Another thing I have been doing is sending home a half page article with four multiple choice questions in their homework packet each week.  This helps my students see the test format and they can practice the Four-Step Method at home.  I have this book from Even-Moor: Daily Reading Comprehension, Grade 2.  Because I send this home as homework and not all my students have parents at home who can help them for one reason or another, I use the second grade book to make sure all my students can access and read the text.  I do have four students who read at a first grade level and they get modified homework anyway.  Click the link to see the book at Amazon.
From Amazon

What great resources have you found for test prep?  What works well in your room?

Some colleagues and I visited an amazing school today in Salem, Oregon: Myers Elementary.  They have been integrating their ELD instruction into the regular subjects instead of doing a 30 minute pull-out model like my school currently does.  My district recently cut all ESL teachers, forcing us to jump into this integrated model a bit faster than we had anticipated.  I really do believe that ELD integration is the way to go: teaching students ways to explain their thinking that they will use all day long, instead of isolated skills that are only applicable to ELD time.

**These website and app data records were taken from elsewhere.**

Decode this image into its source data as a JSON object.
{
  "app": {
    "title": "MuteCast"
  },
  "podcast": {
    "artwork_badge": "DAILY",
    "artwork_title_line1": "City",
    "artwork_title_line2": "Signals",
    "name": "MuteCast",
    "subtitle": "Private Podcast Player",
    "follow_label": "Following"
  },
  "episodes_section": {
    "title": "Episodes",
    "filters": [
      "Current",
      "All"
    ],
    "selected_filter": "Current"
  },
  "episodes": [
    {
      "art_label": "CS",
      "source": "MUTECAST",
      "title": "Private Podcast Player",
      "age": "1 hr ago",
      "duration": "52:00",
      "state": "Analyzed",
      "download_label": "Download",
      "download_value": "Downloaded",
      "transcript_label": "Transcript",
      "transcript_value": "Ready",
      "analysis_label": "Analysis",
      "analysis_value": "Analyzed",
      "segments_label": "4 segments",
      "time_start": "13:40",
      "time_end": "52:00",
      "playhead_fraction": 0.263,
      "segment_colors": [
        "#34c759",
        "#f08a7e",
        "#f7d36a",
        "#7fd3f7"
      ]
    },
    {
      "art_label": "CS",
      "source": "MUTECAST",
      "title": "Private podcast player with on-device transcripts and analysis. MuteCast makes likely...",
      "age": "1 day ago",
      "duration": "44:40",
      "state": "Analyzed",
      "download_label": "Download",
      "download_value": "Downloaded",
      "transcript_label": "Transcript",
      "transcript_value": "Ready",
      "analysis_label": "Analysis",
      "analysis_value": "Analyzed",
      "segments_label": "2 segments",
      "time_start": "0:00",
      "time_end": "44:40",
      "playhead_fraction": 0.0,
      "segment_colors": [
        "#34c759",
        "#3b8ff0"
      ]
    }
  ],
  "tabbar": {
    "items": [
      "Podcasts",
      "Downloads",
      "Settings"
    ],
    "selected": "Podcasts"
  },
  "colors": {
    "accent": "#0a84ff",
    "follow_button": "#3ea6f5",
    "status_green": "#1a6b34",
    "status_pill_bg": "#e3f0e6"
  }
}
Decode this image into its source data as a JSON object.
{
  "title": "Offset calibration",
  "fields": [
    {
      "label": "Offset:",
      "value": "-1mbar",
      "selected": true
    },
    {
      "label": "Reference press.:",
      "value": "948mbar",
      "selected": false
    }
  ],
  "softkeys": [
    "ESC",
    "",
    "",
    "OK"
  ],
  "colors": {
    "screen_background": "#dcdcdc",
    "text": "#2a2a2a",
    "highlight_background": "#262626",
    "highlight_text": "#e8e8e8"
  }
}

Here are some pictures I snapped while at Myers today.  Notice the use of anchor charts, sentence frames, and OCDE Project GLAD® strategies.

A kindergarten room - working on making observations

CAFE writing board in kindergarten

CAFE reading board in kindergarten

Character trait anchor chart in kindergarten

Words to know by heart

Harder heart words

2nd grade room - Writing is kind to readers/ Reading is kind to writers!

2nd grade CAFE board - love the wooden letters! 
2nd grade teacher filling out a KWL, but instead of "Know" it's "What I think I know"
1st grade CAFE board - no robot reading!

ea anchor chart

Bossy e anchor chart

Academic sentence frames for the calendar area

Teaching inference with nursery rhymes

More inference with nursery rhymes

Good Writers anchor chart

Writing stages anchor chart
More anchor charts

"Beautiful Beginnings" and "Terrific Transitions"

Author's Purpose anchor chart
Systematic ELD anchor charts - telling time

Word Work bags

Systematic ELD strategy - Turn and talk

More observations - but supported with sentence frames

Math Workshop - kind of like a CAFE board

3rd grade CAFE board with Daily 5 rotations below on the magnetic boards

Daily 5 rotations

Math activity - fractions worksheet with models

Fractions games for partner work

Math Workshop rotation chart - colors match the Math CAFE board

Sentence frames for being nice to each other!

More CAFE boards

Another way to set up a rotation schedule

Writing CAFE board with the 6 Traits

Math vocabulary cards with sentence frames

KWL for fractions

Cognitive Content Dictionary in a 4th grade room

CAFE board on a cabinet
Math Workshop rotation board
Wasn't that awesome?? They do reader's workshop, writer's workshop, and some have started using the workshop model in math.  It was a fabulous school and a great way to learn by being there.  Have you visited any great schools or classrooms lately?

I'm linking up with Tessa from Tales From Outside the Classroom!